  3. "2010 Census Gazetteer Files". United States Census Bureau. August 22, 2012. Retrieved August 27, 2015.
  4. "Population and Housing Unit Estimates" . Retrieved June 9, 2017.
  5. "U.S. Decennial Census". United States Census Bureau. Retrieved August 27, 2015.
  6. "Historical Census Browser". University of Virginia Library. Retrieved August 27, 2015.
  7. Forstall, Richard L., ed. (March 27, 1995). "Population of Counties by Decennial Census: 1900 to 1990". United States Census Bureau. Retrieved August 27, 2015.
  8. "Census 2000 PHC-T-4. Ranking Tables for Counties: 1990 and 2000" (PDF). United States Census Bureau. April 2, 2001. Retrieved August 27, 2015.
  9. Based on 2000 census data
  10. "American FactFinder". United States Census Bureau . Retrieved 2011-05-14.
  11. "Dave Leip's Atlas of U.S. Presidential Elections" . Retrieved November 18, 2016.
  12. 2011 Boundary and Annexation Survey (BAS): Lonoke County, AR (PDF) (Map). U. S. Census Bureau. Archived from the original (PDF) on 2012-10-19. Retrieved 2011-08-15.
  13. "Arkansas: 2010 Census Block Maps - County Subdivision". United States Census Bureau . Retrieved May 29, 2014.

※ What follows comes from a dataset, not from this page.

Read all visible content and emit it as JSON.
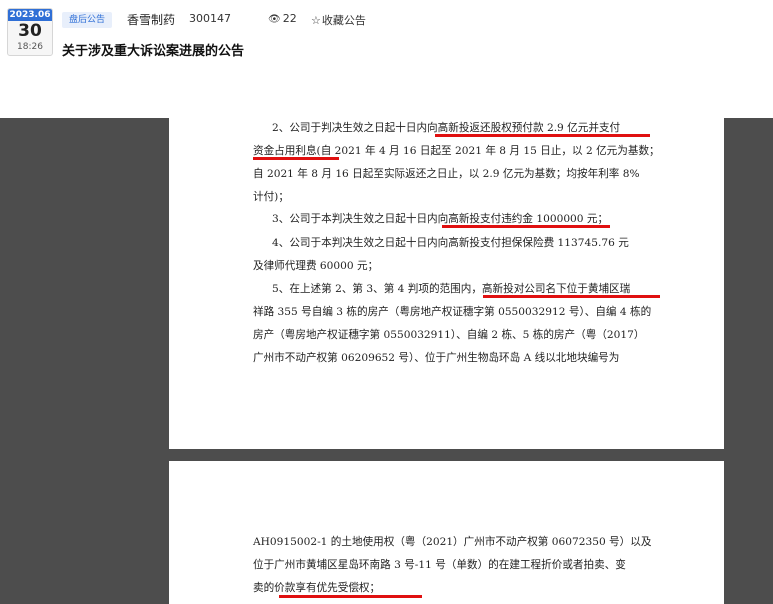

Coordinates: 34°46′41″N91°52′18″W / 34.77806°N 91.87167°W / 34.77806; -91.87167